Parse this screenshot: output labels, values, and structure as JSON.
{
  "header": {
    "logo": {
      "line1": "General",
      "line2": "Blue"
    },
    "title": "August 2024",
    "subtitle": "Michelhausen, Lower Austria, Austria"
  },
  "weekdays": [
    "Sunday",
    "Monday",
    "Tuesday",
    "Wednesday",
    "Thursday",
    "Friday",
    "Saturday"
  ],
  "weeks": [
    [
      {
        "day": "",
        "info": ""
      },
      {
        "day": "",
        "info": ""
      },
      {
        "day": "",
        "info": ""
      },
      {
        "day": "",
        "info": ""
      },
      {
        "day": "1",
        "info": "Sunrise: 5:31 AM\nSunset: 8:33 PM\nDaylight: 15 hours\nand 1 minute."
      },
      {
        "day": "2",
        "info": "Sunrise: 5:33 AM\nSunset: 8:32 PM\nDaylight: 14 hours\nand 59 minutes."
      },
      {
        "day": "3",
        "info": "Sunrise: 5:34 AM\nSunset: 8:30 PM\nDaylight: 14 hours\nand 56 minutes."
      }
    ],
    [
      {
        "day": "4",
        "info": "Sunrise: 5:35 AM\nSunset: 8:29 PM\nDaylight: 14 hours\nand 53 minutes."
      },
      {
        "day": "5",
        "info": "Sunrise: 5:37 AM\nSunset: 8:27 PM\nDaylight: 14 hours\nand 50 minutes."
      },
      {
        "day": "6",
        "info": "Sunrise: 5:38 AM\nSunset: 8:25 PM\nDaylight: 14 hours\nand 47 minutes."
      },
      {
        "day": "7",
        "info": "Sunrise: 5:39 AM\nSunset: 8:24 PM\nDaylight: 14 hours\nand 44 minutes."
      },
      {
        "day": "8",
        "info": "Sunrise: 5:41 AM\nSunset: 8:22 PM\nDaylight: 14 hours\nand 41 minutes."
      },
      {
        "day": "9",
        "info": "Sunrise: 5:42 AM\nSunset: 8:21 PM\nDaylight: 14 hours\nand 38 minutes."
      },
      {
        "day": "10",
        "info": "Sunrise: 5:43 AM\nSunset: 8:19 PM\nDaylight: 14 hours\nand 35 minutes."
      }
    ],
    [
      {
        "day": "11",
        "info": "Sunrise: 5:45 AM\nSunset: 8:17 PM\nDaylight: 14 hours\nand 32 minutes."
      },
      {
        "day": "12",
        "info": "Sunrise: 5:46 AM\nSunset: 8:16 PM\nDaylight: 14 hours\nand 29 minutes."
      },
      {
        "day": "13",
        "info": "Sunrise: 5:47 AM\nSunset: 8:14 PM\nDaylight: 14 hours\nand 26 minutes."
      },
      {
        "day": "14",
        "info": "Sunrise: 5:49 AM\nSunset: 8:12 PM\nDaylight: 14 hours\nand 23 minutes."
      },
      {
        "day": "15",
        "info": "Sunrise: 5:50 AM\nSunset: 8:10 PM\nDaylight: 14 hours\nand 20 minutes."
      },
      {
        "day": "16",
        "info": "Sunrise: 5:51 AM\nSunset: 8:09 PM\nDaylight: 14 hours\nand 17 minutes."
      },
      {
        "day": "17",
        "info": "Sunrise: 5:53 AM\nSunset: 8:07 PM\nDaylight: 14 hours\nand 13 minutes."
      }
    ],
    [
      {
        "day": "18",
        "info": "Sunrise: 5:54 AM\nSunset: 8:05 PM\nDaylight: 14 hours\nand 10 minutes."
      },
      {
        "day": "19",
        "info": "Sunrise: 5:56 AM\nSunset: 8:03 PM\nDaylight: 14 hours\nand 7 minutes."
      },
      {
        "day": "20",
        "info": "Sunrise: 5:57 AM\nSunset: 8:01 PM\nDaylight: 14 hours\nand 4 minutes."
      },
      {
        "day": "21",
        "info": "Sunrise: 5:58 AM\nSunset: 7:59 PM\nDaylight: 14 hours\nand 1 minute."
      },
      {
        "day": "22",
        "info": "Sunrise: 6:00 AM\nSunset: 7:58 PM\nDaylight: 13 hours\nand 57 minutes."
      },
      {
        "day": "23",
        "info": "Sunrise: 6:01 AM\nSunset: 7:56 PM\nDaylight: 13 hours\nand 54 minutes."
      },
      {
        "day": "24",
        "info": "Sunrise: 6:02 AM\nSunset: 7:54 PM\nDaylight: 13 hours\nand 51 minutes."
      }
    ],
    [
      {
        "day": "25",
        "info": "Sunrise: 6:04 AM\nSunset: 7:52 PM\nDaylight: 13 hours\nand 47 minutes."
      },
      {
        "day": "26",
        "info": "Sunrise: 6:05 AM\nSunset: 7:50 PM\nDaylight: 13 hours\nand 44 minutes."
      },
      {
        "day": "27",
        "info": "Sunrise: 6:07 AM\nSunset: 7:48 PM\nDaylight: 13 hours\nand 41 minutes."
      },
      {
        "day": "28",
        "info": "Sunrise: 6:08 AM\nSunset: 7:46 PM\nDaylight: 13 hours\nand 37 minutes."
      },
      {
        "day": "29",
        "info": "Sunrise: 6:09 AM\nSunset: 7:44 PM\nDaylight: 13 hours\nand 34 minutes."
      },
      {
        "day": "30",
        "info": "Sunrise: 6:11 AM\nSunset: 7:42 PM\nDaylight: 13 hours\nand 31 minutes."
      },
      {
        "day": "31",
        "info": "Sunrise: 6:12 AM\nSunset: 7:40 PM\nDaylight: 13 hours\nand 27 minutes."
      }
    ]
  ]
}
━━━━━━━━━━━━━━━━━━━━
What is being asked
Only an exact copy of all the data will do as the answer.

Answer
Parse this screenshot: output labels, values, and structure as JSON.
{
  "header": {
    "logo": {
      "line1": "General",
      "line2": "Blue"
    },
    "title": "August 2024",
    "subtitle": "Michelhausen, Lower Austria, Austria"
  },
  "weekdays": [
    "Sunday",
    "Monday",
    "Tuesday",
    "Wednesday",
    "Thursday",
    "Friday",
    "Saturday"
  ],
  "weeks": [
    [
      {
        "day": "",
        "info": ""
      },
      {
        "day": "",
        "info": ""
      },
      {
        "day": "",
        "info": ""
      },
      {
        "day": "",
        "info": ""
      },
      {
        "day": "1",
        "info": "Sunrise: 5:31 AM\nSunset: 8:33 PM\nDaylight: 15 hours\nand 1 minute."
      },
      {
        "day": "2",
        "info": "Sunrise: 5:33 AM\nSunset: 8:32 PM\nDaylight: 14 hours\nand 59 minutes."
      },
      {
        "day": "3",
        "info": "Sunrise: 5:34 AM\nSunset: 8:30 PM\nDaylight: 14 hours\nand 56 minutes."
      }
    ],
    [
      {
        "day": "4",
        "info": "Sunrise: 5:35 AM\nSunset: 8:29 PM\nDaylight: 14 hours\nand 53 minutes."
      },
      {
        "day": "5",
        "info": "Sunrise: 5:37 AM\nSunset: 8:27 PM\nDaylight: 14 hours\nand 50 minutes."
      },
      {
        "day": "6",
        "info": "Sunrise: 5:38 AM\nSunset: 8:25 PM\nDaylight: 14 hours\nand 47 minutes."
      },
      {
        "day": "7",
        "info": "Sunrise: 5:39 AM\nSunset: 8:24 PM\nDaylight: 14 hours\nand 44 minutes."
      },
      {
        "day": "8",
        "info": "Sunrise: 5:41 AM\nSunset: 8:22 PM\nDaylight: 14 hours\nand 41 minutes."
      },
      {
        "day": "9",
        "info": "Sunrise: 5:42 AM\nSunset: 8:21 PM\nDaylight: 14 hours\nand 38 minutes."
      },
      {
        "day": "10",
        "info": "Sunrise: 5:43 AM\nSunset: 8:19 PM\nDaylight: 14 hours\nand 35 minutes."
      }
    ],
    [
      {
        "day": "11",
        "info": "Sunrise: 5:45 AM\nSunset: 8:17 PM\nDaylight: 14 hours\nand 32 minutes."
      },
      {
        "day": "12",
        "info": "Sunrise: 5:46 AM\nSunset: 8:16 PM\nDaylight: 14 hours\nand 29 minutes."
      },
      {
        "day": "13",
        "info": "Sunrise: 5:47 AM\nSunset: 8:14 PM\nDaylight: 14 hours\nand 26 minutes."
      },
      {
        "day": "14",
        "info": "Sunrise: 5:49 AM\nSunset: 8:12 PM\nDaylight: 14 hours\nand 23 minutes."
      },
      {
        "day": "15",
        "info": "Sunrise: 5:50 AM\nSunset: 8:10 PM\nDaylight: 14 hours\nand 20 minutes."
      },
      {
        "day": "16",
        "info": "Sunrise: 5:51 AM\nSunset: 8:09 PM\nDaylight: 14 hours\nand 17 minutes."
      },
      {
        "day": "17",
        "info": "Sunrise: 5:53 AM\nSunset: 8:07 PM\nDaylight: 14 hours\nand 13 minutes."
      }
    ],
    [
      {
        "day": "18",
        "info": "Sunrise: 5:54 AM\nSunset: 8:05 PM\nDaylight: 14 hours\nand 10 minutes."
      },
      {
        "day": "19",
        "info": "Sunrise: 5:56 AM\nSunset: 8:03 PM\nDaylight: 14 hours\nand 7 minutes."
      },
      {
        "day": "20",
        "info": "Sunrise: 5:57 AM\nSunset: 8:01 PM\nDaylight: 14 hours\nand 4 minutes."
      },
      {
        "day": "21",
        "info": "Sunrise: 5:58 AM\nSunset: 7:59 PM\nDaylight: 14 hours\nand 1 minute."
      },
      {
        "day": "22",
        "info": "Sunrise: 6:00 AM\nSunset: 7:58 PM\nDaylight: 13 hours\nand 57 minutes."
      },
      {
        "day": "23",
        "info": "Sunrise: 6:01 AM\nSunset: 7:56 PM\nDaylight: 13 hours\nand 54 minutes."
      },
      {
        "day": "24",
        "info": "Sunrise: 6:02 AM\nSunset: 7:54 PM\nDaylight: 13 hours\nand 51 minutes."
      }
    ],
    [
      {
        "day": "25",
        "info": "Sunrise: 6:04 AM\nSunset: 7:52 PM\nDaylight: 13 hours\nand 47 minutes."
      },
      {
        "day": "26",
        "info": "Sunrise: 6:05 AM\nSunset: 7:50 PM\nDaylight: 13 hours\nand 44 minutes."
      },
      {
        "day": "27",
        "info": "Sunrise: 6:07 AM\nSunset: 7:48 PM\nDaylight: 13 hours\nand 41 minutes."
      },
      {
        "day": "28",
        "info": "Sunrise: 6:08 AM\nSunset: 7:46 PM\nDaylight: 13 hours\nand 37 minutes."
      },
      {
        "day": "29",
        "info": "Sunrise: 6:09 AM\nSunset: 7:44 PM\nDaylight: 13 hours\nand 34 minutes."
      },
      {
        "day": "30",
        "info": "Sunrise: 6:11 AM\nSunset: 7:42 PM\nDaylight: 13 hours\nand 31 minutes."
      },
      {
        "day": "31",
        "info": "Sunrise: 6:12 AM\nSunset: 7:40 PM\nDaylight: 13 hours\nand 27 minutes."
      }
    ]
  ]
}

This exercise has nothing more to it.